BY MOLLY HUNTER, MUHAMMAD LILA and ADAM MAKARY
CAIRO - Former Egyptian President Hosni Mubarak could be released from prison as early as Thursday after a Cairo court today ordered his release. But even if he walks out of Cairo's Tora prison, he will be placed under house arrest.
In a statement Wednesday night, Prime Minister Hazem el-Beblawi ordered the house arrest as part of the emergency laws put in place last month. The former dictator will also be barred from leaving the country under a previously issued travel ban and unable to access his foreign assets.
"The court decided to release him," Mubarak's longtime lawyer, Fareed el-Deeb, told Reuters after today's court session.
Asked when, he said, "Maybe tomorrow."
Egypt's state newspaper, Al Ahram, quoted an unnamed judicial source today who said his release could come as soon as tonight.
Judicial sources confirmed to ABC News that the court had upheld a petition from Deeb that called for the release of the former dictator. The public prosecutor's office is not expected to appeal the decision.
Deeb's prediction earlier this week that his client would be released within days was met with doubt.
"All we have left is a simple administrative procedure that should take no more than 48 hours," Deeb told Reuters Monday. "He should be freed by the end of the week."
Deeb appears to have been right. Cairo's Criminal Court Monday cleared Mubarak, 85, of an outstanding corruption charge related to illegal gifts he received while in office.

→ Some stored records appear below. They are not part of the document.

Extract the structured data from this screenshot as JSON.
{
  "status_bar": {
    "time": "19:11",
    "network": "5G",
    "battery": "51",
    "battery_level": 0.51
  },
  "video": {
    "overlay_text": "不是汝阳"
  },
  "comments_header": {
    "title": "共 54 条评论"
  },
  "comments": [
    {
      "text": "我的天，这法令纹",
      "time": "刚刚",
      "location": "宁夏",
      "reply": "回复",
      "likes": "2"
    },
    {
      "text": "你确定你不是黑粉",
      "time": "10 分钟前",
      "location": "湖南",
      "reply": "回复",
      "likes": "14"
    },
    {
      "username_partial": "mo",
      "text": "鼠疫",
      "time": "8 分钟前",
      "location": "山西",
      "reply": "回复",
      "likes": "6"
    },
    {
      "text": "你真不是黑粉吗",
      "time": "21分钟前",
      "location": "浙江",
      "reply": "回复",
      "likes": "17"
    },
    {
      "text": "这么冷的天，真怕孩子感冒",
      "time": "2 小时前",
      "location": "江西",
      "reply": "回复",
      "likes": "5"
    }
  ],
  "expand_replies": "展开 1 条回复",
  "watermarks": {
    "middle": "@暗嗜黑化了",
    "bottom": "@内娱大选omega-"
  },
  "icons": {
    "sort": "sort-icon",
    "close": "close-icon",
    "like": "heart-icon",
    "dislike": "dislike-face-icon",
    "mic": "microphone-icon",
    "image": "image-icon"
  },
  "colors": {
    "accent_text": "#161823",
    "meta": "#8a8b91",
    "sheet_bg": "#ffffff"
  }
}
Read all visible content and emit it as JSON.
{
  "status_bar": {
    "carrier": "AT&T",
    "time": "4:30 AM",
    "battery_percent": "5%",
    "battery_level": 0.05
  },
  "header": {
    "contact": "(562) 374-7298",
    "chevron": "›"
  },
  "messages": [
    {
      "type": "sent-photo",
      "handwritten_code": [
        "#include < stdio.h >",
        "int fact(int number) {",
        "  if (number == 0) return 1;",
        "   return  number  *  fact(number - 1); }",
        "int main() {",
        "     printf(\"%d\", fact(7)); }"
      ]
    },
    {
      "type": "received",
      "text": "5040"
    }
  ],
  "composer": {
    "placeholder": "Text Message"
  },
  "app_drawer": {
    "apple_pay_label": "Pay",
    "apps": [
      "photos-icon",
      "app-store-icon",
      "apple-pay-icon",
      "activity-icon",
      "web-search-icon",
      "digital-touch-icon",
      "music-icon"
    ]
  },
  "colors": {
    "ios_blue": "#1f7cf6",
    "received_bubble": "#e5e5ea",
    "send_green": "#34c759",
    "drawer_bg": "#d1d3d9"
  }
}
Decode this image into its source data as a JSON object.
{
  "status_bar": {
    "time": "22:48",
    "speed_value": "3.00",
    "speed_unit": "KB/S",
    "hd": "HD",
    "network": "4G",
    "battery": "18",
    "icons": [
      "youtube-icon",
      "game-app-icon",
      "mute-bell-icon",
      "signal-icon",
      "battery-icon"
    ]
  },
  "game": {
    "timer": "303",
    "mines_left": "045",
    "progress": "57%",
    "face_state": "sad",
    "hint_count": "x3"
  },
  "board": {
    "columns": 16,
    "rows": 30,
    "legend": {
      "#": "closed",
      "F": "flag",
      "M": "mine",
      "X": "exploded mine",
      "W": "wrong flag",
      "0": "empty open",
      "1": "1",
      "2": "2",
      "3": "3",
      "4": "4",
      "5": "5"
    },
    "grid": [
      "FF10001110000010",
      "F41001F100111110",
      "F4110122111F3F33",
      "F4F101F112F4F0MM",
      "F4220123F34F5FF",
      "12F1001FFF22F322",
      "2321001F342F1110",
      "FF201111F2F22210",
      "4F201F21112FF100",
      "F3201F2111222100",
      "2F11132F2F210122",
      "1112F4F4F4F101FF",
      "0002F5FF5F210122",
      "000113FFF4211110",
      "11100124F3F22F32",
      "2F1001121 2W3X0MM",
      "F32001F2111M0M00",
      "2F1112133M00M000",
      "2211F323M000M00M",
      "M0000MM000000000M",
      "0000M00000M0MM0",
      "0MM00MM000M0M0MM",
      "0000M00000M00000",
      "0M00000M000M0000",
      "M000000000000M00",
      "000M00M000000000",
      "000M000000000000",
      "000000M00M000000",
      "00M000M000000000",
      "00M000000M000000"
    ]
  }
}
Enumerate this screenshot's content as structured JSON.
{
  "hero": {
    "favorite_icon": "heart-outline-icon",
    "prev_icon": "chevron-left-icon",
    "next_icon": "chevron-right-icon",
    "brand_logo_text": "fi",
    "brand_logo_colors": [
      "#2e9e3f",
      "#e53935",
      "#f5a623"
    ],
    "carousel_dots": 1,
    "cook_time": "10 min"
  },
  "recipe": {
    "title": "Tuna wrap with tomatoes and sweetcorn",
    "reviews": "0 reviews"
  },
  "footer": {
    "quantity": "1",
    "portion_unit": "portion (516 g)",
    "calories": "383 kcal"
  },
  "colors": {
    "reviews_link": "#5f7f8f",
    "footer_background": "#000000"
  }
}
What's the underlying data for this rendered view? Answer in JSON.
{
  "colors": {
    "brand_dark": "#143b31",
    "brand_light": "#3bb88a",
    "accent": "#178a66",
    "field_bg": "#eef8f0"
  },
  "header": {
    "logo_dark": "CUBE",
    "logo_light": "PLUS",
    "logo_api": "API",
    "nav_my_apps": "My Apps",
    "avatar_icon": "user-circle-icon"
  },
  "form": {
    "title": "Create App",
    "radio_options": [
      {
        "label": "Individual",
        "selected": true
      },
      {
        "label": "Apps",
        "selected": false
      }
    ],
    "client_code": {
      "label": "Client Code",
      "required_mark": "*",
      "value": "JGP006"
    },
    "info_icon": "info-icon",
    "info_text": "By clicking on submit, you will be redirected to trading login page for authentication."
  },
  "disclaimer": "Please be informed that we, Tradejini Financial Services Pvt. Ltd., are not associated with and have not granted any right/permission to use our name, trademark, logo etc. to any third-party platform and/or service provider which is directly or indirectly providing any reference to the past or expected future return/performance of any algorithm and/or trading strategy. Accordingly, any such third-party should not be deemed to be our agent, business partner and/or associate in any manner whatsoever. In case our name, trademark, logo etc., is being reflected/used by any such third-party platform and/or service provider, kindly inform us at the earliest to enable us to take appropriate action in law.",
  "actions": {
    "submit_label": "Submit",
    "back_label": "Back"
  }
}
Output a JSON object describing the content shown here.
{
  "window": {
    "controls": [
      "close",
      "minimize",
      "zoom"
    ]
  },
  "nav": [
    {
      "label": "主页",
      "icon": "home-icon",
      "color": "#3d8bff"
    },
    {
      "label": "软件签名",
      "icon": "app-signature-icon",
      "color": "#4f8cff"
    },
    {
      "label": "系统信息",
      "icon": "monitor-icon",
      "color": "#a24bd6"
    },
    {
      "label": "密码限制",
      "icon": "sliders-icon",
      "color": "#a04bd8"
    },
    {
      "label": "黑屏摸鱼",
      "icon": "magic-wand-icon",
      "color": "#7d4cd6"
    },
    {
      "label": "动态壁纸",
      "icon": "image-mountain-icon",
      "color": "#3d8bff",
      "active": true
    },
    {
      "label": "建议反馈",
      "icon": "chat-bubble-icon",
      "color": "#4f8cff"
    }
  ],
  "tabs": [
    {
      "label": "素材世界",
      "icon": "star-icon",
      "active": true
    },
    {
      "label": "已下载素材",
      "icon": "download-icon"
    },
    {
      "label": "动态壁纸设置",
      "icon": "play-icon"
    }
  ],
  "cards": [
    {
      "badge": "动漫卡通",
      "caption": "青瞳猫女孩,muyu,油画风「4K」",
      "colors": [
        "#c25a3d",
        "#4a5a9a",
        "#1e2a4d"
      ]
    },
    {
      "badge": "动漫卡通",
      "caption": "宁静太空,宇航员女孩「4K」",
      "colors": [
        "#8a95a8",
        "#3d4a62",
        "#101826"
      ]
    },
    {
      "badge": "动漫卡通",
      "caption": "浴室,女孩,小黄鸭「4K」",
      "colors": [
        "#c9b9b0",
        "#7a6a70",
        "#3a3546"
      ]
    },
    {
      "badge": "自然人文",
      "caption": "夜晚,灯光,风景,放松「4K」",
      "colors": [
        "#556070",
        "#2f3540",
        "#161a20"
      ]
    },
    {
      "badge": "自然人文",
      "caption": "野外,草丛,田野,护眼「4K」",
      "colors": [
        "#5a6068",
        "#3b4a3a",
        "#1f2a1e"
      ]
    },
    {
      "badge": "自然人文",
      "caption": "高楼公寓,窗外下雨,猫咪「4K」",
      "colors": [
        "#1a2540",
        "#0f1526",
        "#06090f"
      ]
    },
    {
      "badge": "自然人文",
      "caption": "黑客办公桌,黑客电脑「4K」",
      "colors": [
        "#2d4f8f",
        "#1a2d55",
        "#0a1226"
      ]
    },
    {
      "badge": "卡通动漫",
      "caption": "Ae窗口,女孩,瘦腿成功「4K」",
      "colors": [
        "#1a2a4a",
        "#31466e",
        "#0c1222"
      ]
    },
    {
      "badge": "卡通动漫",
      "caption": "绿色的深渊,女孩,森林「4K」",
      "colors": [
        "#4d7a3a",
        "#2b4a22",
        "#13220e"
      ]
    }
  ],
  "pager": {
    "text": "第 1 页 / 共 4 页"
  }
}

The former dictator has been behind bars since April 2011 on a lengthy list of charges. Mubarak was sentenced last summer to life in prison for his failure to stop the killing of hundreds of civilians during the 18-day revolution of 2011. After appealing the decision in January, Egypt's highest appeals court ordered a retrial.
Today's news comes as Egypt reels from the ouster of its second president in two years, Mohamed Morsi, who was elected last year to replace Mubarak.
After the deadliest week in the country's modern history, the reappearance of the embattled dictator threatens to inflame political tensions. More than 1,000 people have reportedly been killed since last Wednesday.
The announcement of Mubarak's release enraged Islamists. During Morsi's presidency, the Muslim Brotherhood was keen to keep Mubarak locked up. In the wake of the July 3 military takeover that removed the Brotherhood from power, his release will likely bolster the Islamists' claims that the old regime is making a comeback.
Many of the new government's leaders also served under Mubarak. Egypt's army chief, Gen. Abdel Fattah el-Sissi, was Mubarak's head of intelligence and the interim president, Adly Mansour, was recently promoted by Mubarak.
But the Islamists are not alone. Mubarak's release deals a dramatic blow to all supporters of the 2011 revolution.
"It'll cancel everything we did for the past year, the past two years," an Egyptian man in Cairo's Zamalek neighborhood told ABC News today. "It'll cancel everything we've been through - all the killing, all the bloodshed - it's devastating."
He added, "I'm expecting a second revolution for that."
Meanwhile, two more senior Muslim Brotherhood leaders were arrested earlier today.